---------- Records for this exercise ----------
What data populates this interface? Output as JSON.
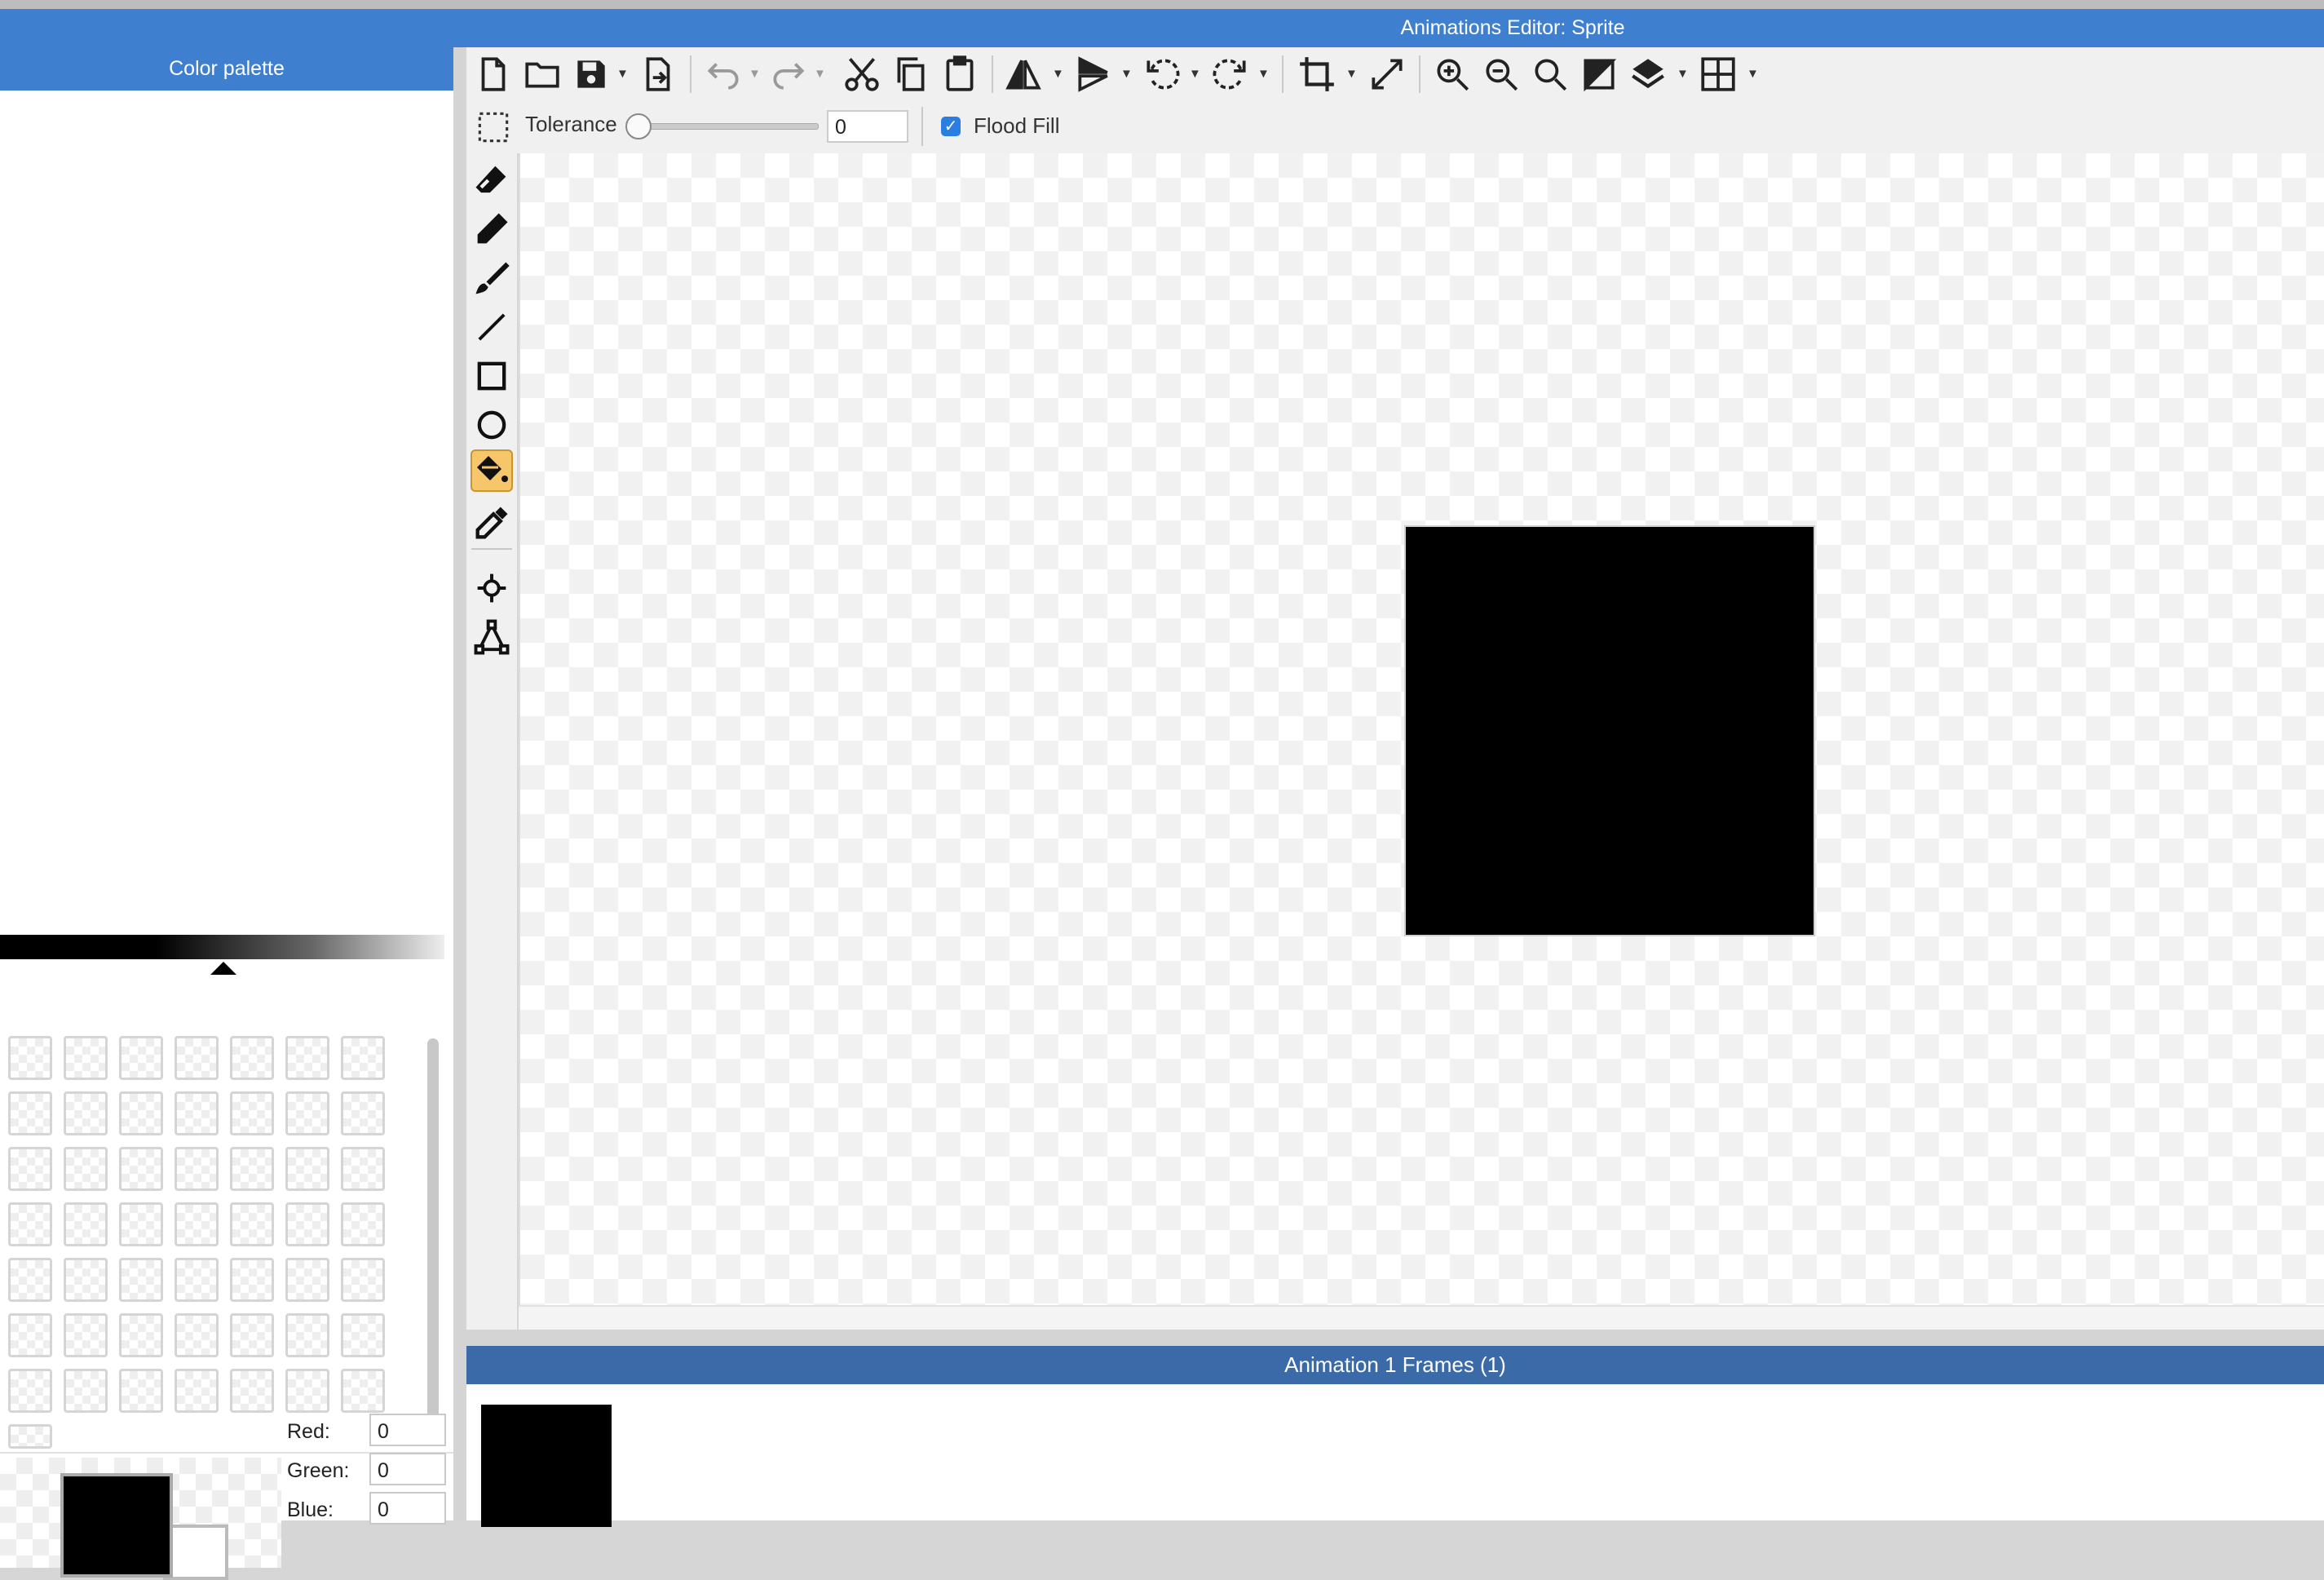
{
  "window": {
    "title": "Animations Editor: Sprite"
  },
  "color_palette": {
    "title": "Color palette",
    "rgb": {
      "red_label": "Red:",
      "red_value": "0",
      "green_label": "Green:",
      "green_value": "0",
      "blue_label": "Blue:",
      "blue_value": "0"
    },
    "primary_color": "#000000",
    "secondary_color": "#ffffff"
  },
  "toolbar": {
    "icons": [
      "new-file-icon",
      "open-folder-icon",
      "save-icon",
      "export-icon",
      "undo-icon",
      "redo-icon",
      "cut-icon",
      "copy-icon",
      "paste-icon",
      "flip-horizontal-icon",
      "flip-vertical-icon",
      "rotate-left-icon",
      "rotate-right-icon",
      "crop-icon",
      "resize-icon",
      "zoom-in-icon",
      "zoom-out-icon",
      "zoom-fit-icon",
      "invert-icon",
      "layers-icon",
      "grid-icon"
    ]
  },
  "options": {
    "tolerance_label": "Tolerance",
    "tolerance_value": "0",
    "flood_fill_label": "Flood Fill",
    "flood_fill_checked": true
  },
  "tools": {
    "items": [
      "eraser-icon",
      "pencil-icon",
      "brush-icon",
      "line-icon",
      "rectangle-icon",
      "ellipse-icon",
      "paint-bucket-icon",
      "eyedropper-icon",
      "pivot-icon",
      "anchor-points-icon"
    ],
    "active": "paint-bucket-icon"
  },
  "frames": {
    "title": "Animation 1 Frames (1)"
  },
  "colors": {
    "accent": "#3f7fcf",
    "frames_header": "#3a6aa8",
    "active_tool": "#f6c66a",
    "checkbox": "#2a7de1"
  }
}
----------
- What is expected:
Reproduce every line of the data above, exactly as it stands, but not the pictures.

- Answer box:
What data populates this interface? Output as JSON.
{
  "window": {
    "title": "Animations Editor: Sprite"
  },
  "color_palette": {
    "title": "Color palette",
    "rgb": {
      "red_label": "Red:",
      "red_value": "0",
      "green_label": "Green:",
      "green_value": "0",
      "blue_label": "Blue:",
      "blue_value": "0"
    },
    "primary_color": "#000000",
    "secondary_color": "#ffffff"
  },
  "toolbar": {
    "icons": [
      "new-file-icon",
      "open-folder-icon",
      "save-icon",
      "export-icon",
      "undo-icon",
      "redo-icon",
      "cut-icon",
      "copy-icon",
      "paste-icon",
      "flip-horizontal-icon",
      "flip-vertical-icon",
      "rotate-left-icon",
      "rotate-right-icon",
      "crop-icon",
      "resize-icon",
      "zoom-in-icon",
      "zoom-out-icon",
      "zoom-fit-icon",
      "invert-icon",
      "layers-icon",
      "grid-icon"
    ]
  },
  "options": {
    "tolerance_label": "Tolerance",
    "tolerance_value": "0",
    "flood_fill_label": "Flood Fill",
    "flood_fill_checked": true
  },
  "tools": {
    "items": [
      "eraser-icon",
      "pencil-icon",
      "brush-icon",
      "line-icon",
      "rectangle-icon",
      "ellipse-icon",
      "paint-bucket-icon",
      "eyedropper-icon",
      "pivot-icon",
      "anchor-points-icon"
    ],
    "active": "paint-bucket-icon"
  },
  "frames": {
    "title": "Animation 1 Frames (1)"
  },
  "colors": {
    "accent": "#3f7fcf",
    "frames_header": "#3a6aa8",
    "active_tool": "#f6c66a",
    "checkbox": "#2a7de1"
  }
}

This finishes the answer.